Input data:
________________
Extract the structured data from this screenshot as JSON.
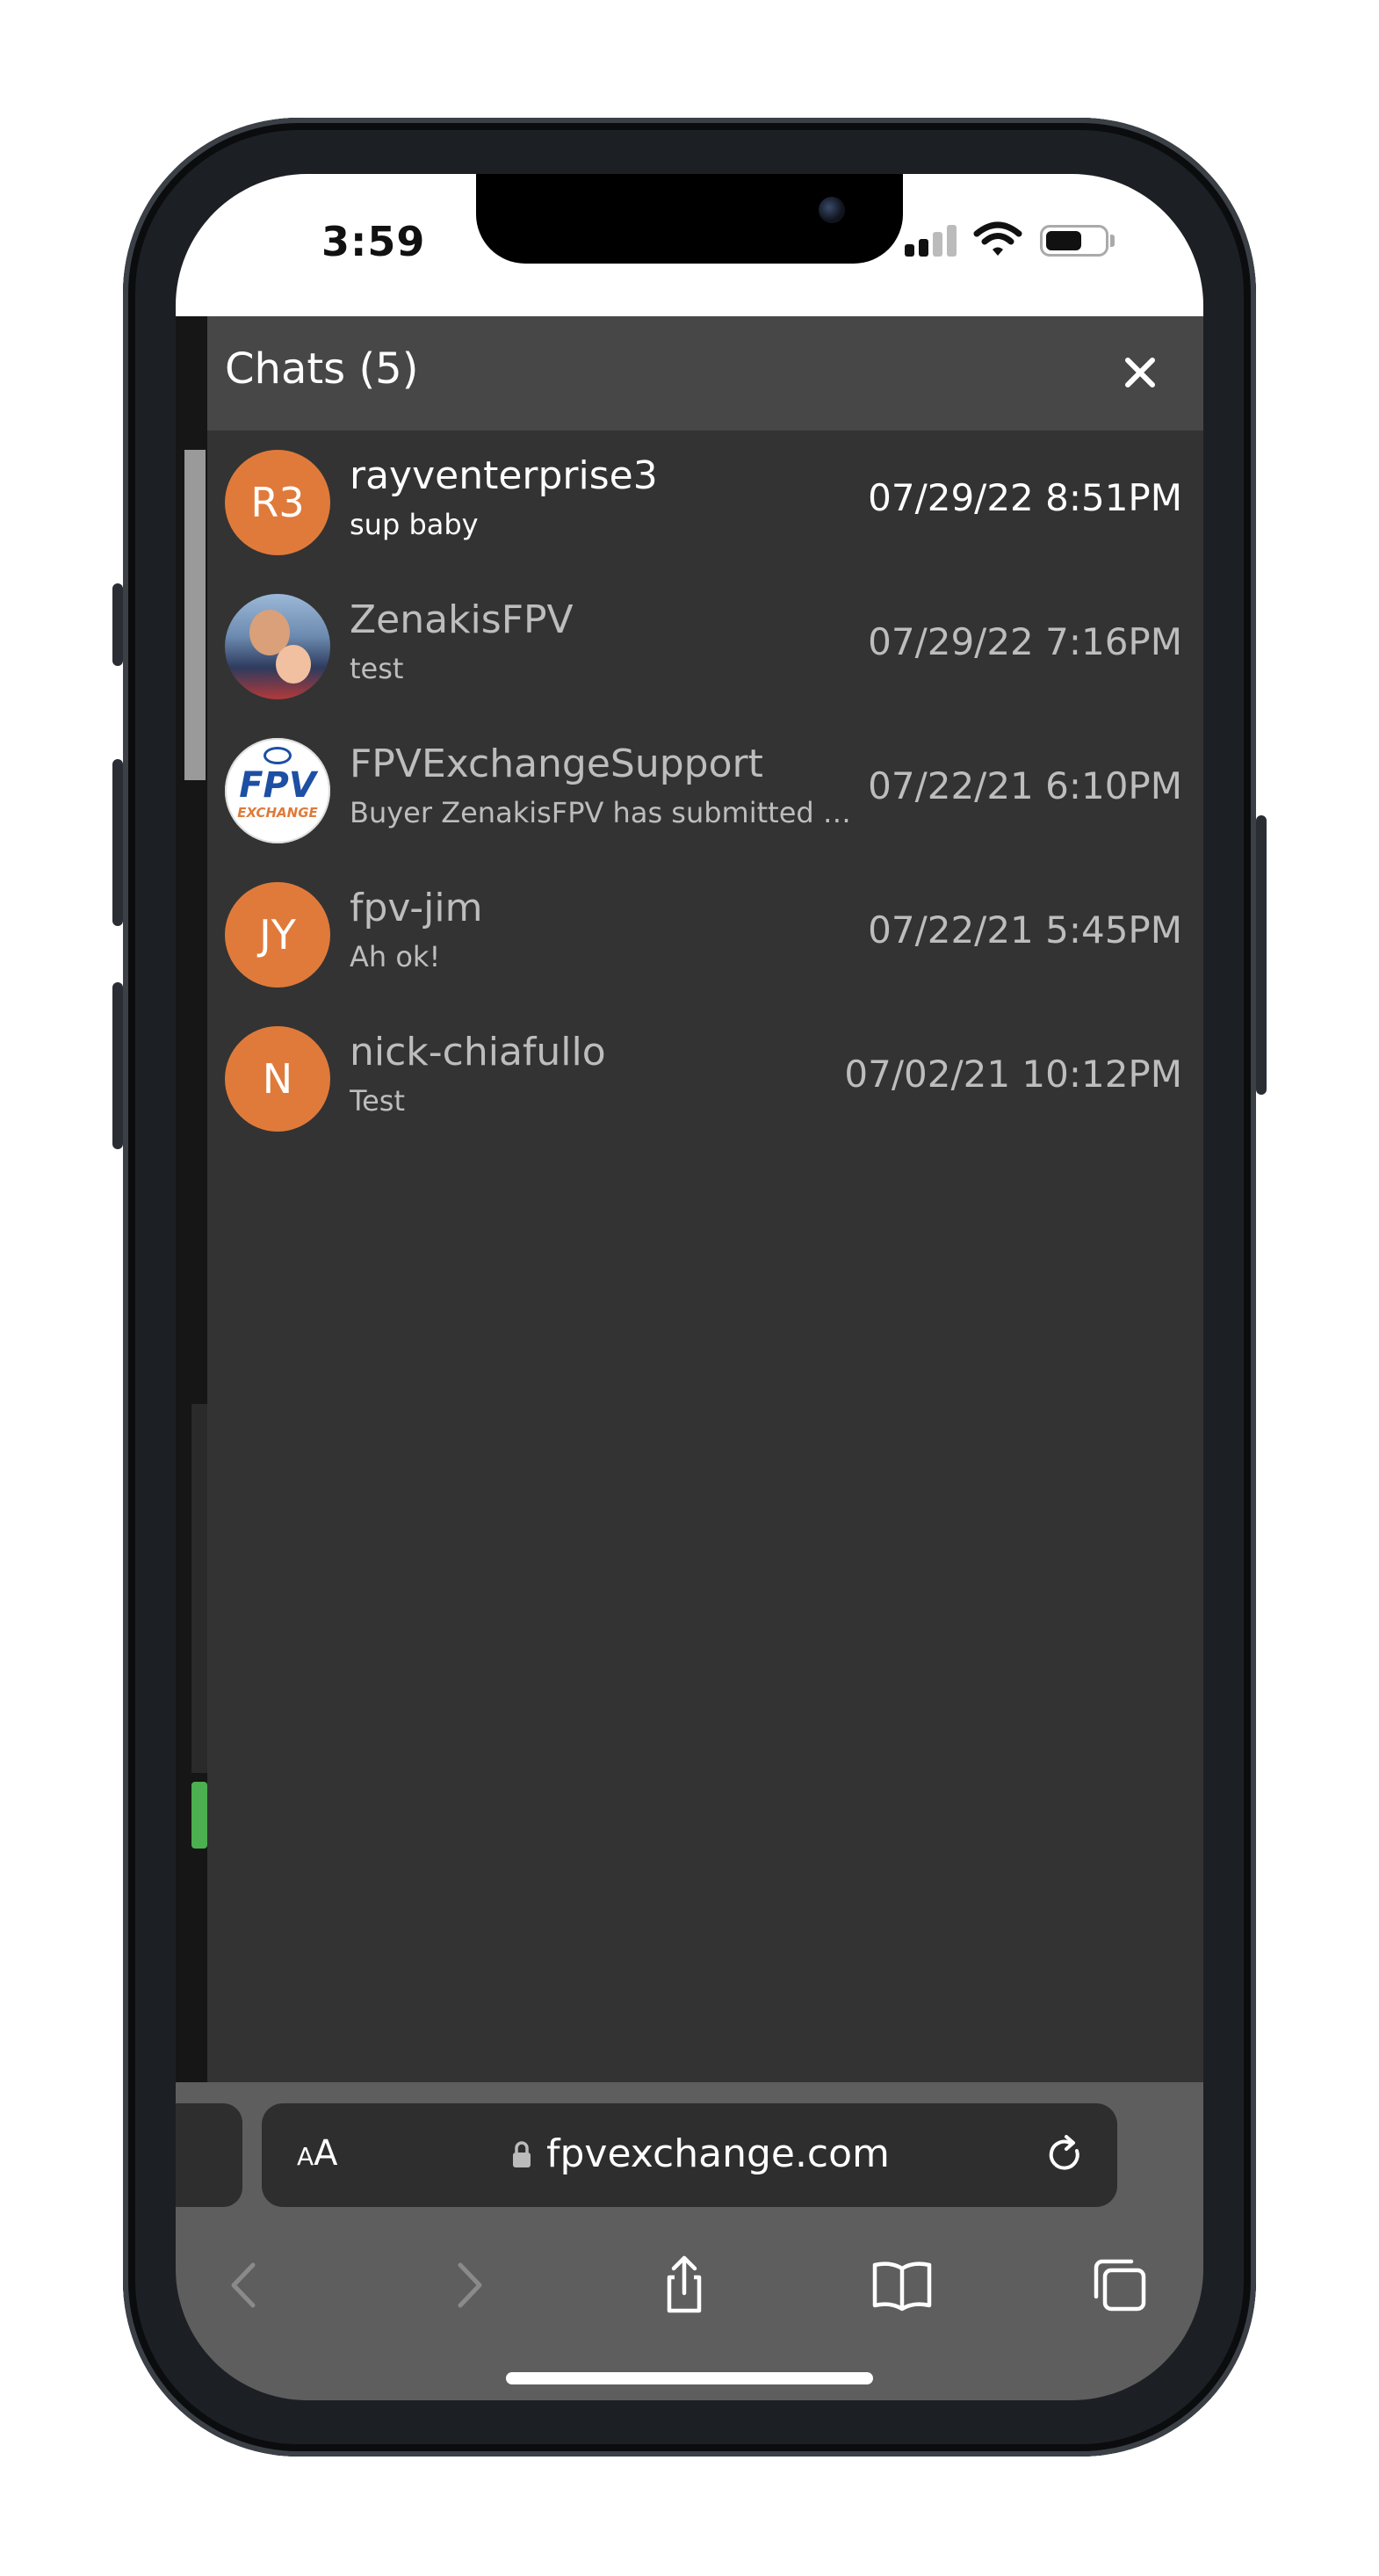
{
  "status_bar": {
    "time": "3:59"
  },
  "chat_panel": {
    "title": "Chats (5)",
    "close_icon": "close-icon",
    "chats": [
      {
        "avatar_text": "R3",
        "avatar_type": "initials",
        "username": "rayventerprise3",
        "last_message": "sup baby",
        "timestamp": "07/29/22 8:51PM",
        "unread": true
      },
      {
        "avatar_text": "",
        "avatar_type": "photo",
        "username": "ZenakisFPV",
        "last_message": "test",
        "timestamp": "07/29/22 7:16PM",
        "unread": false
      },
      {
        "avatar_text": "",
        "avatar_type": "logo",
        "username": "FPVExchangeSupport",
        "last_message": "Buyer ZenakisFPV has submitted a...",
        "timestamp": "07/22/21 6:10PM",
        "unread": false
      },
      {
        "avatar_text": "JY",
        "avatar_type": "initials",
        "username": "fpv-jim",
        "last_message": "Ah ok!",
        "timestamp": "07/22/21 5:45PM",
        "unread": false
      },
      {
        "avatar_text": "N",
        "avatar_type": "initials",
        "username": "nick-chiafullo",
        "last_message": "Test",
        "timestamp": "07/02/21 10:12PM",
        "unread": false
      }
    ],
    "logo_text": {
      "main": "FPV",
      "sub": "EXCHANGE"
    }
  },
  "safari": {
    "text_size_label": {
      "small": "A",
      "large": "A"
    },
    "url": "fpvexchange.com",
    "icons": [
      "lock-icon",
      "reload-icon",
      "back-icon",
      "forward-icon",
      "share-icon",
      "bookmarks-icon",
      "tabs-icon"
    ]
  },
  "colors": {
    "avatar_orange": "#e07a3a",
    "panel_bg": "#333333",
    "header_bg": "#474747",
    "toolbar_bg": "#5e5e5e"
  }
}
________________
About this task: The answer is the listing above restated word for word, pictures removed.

Answer to the problem:
Extract the structured data from this screenshot as JSON.
{
  "status_bar": {
    "time": "3:59"
  },
  "chat_panel": {
    "title": "Chats (5)",
    "close_icon": "close-icon",
    "chats": [
      {
        "avatar_text": "R3",
        "avatar_type": "initials",
        "username": "rayventerprise3",
        "last_message": "sup baby",
        "timestamp": "07/29/22 8:51PM",
        "unread": true
      },
      {
        "avatar_text": "",
        "avatar_type": "photo",
        "username": "ZenakisFPV",
        "last_message": "test",
        "timestamp": "07/29/22 7:16PM",
        "unread": false
      },
      {
        "avatar_text": "",
        "avatar_type": "logo",
        "username": "FPVExchangeSupport",
        "last_message": "Buyer ZenakisFPV has submitted a...",
        "timestamp": "07/22/21 6:10PM",
        "unread": false
      },
      {
        "avatar_text": "JY",
        "avatar_type": "initials",
        "username": "fpv-jim",
        "last_message": "Ah ok!",
        "timestamp": "07/22/21 5:45PM",
        "unread": false
      },
      {
        "avatar_text": "N",
        "avatar_type": "initials",
        "username": "nick-chiafullo",
        "last_message": "Test",
        "timestamp": "07/02/21 10:12PM",
        "unread": false
      }
    ],
    "logo_text": {
      "main": "FPV",
      "sub": "EXCHANGE"
    }
  },
  "safari": {
    "text_size_label": {
      "small": "A",
      "large": "A"
    },
    "url": "fpvexchange.com",
    "icons": [
      "lock-icon",
      "reload-icon",
      "back-icon",
      "forward-icon",
      "share-icon",
      "bookmarks-icon",
      "tabs-icon"
    ]
  },
  "colors": {
    "avatar_orange": "#e07a3a",
    "panel_bg": "#333333",
    "header_bg": "#474747",
    "toolbar_bg": "#5e5e5e"
  }
}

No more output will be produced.